Niokolo-Koba National Park
Since 1981 • Natural • In danger
Located in a well-watered area along the banks of the Gambia river, the gallery forests and savannahs of Niokolo-Koba National Park have a very rich fauna, among them Derby elands (largest of the antelopes), chimpanzees, lions, leopards and a large population of elephants, as well as many birds, reptiles and amphibians.
Niokolo-Koba National Park covers 913,000 ha of the Guinea savannah of Senegal, with significant areas of bush land and gallery forest along both banks of the upper Gambia River. The area is rich in wildlife, with over 70 species of mammal, 329 bird, 36 reptile, 20 amphibian and vast numbers of invertebrates. The lions are a special attraction, reputed to be Africa's largest; Derby's eland, an endangered species, is the world's largest antelope. Other endangered species include chimpanzees, leopards and elephants. With around 1 million hectares, Niokolo-Koba certainly has sufficient size to demonstrate the key aspects of the functioning Guinea savannah ecosystem, and to ensure the survival of the endangered species contained therein. The park is a relatively flat region, with small lines of hills reaching about 200 m, separated by wide floodplains which become inundated during the rains. The park is crossed by the River Gambia and its two tributaries, the Niokolo Koba and the Koulountou.
Vegetation varies from a southern Sudanian type to Guinean with savannah predominant, more luxuriant vegetation along the course of the rivers and a varying cover of trees and bushes. This vegetation changes its character according to topography and soils. In the valleys and plains there are vast areas of Vetiveria and herbaceous savannahs. Seasonally flooded grassland is typically composed of Paspalum arbiculare and Echinochloa . Dry forest is made up of Sudanian species. There are also areas of bamboo. In ravines and gallery forests species indicative of a south Guinean climate are present, with lianes very abundant. On the edges of rivers semi-aquatic species, occur and annuals, which disappear when the water level rises, are found in the periodically flooded sands. Ponds are bordered by either dry forests or herbaceous savannahs, depending on humidity and soil compaction. Occasionally the centre of a marsh is occupied by thick thorn bushes of Mimosa pigra . Carnivores include leopard, lion and hunting dog. There are also buffalo roan, giant eland, Guinea baboon, green and patas monkey, bay colobus, all three African crocodiles and dwarf crododile, four tortoise species, and hippopotamus which is present in all three large watercourses. The park is the last refuge in Senegal for giraffe and elephant. About 150 chimpanzees live in the gallery forest of the park and on Mont Assirik (the north-western limit of their distribution). Birds include Denham's bustard, ground hornbill, violet turaco, spur-winged goose, white-faced tree duck, martial eagle and bateleur.

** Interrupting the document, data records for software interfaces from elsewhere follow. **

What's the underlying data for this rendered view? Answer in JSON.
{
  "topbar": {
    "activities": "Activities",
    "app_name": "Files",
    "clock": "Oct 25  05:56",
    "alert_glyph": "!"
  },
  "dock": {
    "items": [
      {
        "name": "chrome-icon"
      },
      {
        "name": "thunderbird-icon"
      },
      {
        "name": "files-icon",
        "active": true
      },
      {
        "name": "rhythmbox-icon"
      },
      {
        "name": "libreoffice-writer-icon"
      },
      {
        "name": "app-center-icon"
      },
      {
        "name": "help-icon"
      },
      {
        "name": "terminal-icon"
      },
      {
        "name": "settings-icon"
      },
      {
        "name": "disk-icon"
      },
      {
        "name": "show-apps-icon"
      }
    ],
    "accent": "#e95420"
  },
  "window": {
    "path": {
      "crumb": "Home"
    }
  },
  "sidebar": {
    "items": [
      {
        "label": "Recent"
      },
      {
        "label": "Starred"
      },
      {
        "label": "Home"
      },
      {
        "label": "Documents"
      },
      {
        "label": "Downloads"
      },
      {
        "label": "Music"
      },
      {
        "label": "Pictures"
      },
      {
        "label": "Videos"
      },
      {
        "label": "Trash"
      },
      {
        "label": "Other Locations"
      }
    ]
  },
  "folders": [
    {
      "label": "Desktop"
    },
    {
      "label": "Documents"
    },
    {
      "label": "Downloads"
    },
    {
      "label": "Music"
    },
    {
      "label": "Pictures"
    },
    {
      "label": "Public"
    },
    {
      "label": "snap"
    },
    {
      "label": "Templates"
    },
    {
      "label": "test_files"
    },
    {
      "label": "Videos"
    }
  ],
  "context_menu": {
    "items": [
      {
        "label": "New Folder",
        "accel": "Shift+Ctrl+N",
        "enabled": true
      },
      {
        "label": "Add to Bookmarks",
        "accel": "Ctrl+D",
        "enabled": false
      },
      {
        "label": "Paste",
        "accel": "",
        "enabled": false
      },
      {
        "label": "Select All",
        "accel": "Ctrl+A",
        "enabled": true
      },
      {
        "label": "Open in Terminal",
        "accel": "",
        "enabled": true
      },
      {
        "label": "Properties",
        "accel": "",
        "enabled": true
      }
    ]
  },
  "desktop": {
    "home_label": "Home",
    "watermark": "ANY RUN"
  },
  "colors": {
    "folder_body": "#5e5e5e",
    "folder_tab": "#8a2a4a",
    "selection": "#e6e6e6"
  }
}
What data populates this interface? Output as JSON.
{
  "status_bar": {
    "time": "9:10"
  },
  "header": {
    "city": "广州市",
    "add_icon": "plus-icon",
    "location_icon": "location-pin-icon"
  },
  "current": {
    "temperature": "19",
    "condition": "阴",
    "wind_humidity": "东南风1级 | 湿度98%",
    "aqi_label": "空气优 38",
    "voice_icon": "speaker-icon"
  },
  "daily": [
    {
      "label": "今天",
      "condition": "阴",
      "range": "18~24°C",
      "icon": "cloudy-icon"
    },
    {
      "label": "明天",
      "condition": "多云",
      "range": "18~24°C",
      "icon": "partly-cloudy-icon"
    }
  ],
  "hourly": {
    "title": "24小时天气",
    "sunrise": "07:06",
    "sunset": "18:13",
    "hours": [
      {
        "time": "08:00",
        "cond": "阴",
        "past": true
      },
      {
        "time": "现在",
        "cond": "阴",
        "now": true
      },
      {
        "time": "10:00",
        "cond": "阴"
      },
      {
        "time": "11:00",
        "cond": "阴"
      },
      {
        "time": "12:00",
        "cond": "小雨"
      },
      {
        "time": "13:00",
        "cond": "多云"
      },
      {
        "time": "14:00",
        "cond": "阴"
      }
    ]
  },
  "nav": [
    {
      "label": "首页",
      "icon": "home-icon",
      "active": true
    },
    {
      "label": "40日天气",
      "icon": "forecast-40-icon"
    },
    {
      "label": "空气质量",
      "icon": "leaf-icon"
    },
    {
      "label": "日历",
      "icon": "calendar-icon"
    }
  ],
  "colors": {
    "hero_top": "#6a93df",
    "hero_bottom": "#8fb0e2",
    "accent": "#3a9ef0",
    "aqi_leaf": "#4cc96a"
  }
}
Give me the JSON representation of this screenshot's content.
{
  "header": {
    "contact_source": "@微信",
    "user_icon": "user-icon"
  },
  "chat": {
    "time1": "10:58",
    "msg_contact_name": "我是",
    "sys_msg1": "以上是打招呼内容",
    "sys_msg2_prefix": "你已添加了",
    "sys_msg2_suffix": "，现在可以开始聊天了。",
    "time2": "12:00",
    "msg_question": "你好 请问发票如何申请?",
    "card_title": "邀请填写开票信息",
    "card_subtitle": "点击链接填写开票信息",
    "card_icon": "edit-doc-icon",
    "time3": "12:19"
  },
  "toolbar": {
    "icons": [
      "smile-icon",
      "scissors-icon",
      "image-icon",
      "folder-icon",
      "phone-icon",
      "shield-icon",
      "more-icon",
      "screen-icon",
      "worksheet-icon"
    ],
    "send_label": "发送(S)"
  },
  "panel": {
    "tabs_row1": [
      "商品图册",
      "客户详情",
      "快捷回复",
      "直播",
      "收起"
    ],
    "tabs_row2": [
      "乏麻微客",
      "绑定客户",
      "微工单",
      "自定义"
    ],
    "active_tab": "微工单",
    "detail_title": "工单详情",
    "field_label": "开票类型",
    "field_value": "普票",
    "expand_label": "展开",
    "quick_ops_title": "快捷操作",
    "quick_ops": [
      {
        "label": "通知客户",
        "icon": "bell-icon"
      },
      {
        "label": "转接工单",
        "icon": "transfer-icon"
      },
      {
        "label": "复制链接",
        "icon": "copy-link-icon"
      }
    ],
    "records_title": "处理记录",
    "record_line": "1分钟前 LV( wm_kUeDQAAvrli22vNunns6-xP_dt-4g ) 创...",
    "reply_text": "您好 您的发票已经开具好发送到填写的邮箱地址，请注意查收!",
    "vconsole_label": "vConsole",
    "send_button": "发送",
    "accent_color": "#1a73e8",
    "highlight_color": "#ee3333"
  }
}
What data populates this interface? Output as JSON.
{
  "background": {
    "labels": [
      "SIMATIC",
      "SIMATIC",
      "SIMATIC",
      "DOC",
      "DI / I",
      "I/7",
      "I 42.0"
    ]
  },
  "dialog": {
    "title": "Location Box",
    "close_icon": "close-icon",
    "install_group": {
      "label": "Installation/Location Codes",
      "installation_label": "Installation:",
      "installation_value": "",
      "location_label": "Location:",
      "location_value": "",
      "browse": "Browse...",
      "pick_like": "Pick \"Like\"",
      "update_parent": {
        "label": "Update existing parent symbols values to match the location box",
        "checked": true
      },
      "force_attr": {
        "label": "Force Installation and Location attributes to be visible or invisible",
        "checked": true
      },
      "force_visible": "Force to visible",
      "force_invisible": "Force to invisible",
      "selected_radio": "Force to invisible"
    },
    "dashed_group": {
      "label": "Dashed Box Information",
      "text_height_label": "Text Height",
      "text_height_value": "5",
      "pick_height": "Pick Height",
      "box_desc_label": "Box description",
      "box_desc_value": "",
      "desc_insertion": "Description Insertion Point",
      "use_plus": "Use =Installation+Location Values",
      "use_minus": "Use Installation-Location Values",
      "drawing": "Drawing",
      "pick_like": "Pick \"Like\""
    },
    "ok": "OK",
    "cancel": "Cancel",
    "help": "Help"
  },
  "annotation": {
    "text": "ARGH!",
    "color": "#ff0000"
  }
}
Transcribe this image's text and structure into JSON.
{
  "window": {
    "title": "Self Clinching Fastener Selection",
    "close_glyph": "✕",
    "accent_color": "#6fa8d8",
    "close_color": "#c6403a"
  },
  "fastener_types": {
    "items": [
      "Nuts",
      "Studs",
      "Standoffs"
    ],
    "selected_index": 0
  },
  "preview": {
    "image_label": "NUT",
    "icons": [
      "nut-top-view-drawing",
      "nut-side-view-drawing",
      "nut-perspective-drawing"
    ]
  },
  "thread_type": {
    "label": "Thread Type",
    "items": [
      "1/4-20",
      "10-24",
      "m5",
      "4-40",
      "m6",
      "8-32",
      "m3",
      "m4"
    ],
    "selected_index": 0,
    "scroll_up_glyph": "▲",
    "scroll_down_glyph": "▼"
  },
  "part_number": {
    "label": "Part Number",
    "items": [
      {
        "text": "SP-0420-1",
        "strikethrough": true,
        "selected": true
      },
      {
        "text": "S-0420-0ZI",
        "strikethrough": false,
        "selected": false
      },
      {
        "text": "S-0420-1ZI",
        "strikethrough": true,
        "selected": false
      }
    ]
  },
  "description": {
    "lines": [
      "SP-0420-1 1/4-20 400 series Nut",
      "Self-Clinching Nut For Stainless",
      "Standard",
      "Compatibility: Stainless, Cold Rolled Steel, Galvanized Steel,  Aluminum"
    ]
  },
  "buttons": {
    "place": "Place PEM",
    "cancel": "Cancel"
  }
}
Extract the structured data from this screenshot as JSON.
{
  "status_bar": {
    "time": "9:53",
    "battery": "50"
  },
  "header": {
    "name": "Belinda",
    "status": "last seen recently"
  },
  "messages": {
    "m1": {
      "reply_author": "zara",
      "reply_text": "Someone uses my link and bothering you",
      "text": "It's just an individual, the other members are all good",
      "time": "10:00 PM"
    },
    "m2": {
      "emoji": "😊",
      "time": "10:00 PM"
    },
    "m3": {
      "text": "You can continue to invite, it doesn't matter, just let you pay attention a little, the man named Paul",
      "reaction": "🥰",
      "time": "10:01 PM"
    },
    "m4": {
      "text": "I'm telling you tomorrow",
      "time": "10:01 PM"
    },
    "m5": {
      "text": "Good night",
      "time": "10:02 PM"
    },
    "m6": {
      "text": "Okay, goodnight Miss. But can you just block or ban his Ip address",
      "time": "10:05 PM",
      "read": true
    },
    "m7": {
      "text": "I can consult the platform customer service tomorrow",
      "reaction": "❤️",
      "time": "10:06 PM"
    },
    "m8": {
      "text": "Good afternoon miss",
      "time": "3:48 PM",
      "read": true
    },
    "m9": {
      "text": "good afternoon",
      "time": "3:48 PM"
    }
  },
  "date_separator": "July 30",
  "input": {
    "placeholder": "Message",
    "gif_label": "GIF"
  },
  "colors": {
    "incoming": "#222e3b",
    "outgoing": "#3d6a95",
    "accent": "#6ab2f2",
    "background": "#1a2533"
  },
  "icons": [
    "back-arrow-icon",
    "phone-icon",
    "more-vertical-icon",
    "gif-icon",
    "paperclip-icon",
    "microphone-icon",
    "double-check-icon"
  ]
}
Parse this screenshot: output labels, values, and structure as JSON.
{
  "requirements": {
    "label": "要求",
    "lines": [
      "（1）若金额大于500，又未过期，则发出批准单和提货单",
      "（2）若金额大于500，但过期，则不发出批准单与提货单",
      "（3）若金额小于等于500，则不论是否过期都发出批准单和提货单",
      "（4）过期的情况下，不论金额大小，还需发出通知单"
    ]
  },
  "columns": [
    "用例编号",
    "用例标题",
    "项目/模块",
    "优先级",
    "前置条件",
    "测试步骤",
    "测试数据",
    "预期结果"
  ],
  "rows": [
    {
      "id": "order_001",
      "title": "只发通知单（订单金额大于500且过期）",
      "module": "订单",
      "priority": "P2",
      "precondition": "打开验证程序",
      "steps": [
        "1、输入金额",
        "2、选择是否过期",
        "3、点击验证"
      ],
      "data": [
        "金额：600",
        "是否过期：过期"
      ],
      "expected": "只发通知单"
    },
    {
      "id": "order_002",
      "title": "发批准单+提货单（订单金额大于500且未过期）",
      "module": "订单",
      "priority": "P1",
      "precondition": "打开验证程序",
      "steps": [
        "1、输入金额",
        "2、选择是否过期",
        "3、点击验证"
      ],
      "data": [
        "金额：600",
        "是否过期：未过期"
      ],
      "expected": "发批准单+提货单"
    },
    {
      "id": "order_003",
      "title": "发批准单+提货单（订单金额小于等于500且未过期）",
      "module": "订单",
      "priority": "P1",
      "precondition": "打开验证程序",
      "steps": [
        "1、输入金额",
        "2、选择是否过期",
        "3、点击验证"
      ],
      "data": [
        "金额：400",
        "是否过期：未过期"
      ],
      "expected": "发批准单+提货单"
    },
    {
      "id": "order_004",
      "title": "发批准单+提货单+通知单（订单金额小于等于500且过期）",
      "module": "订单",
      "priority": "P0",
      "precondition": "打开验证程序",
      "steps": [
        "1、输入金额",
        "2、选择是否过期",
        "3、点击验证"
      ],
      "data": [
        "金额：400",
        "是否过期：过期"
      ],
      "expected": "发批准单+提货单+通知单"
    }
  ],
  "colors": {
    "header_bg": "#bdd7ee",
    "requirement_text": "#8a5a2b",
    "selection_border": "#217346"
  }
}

Created as a Hunting Reserve in 1926, Forest Reserve in 1951 and a Fauna Reserve on 19 April 1953 and enlarged by Decrees of 1962, 1965, 1968 and 1969. Accepted as Biosphere Reserve and inscribed on the Unesco World Heritage List in 1981.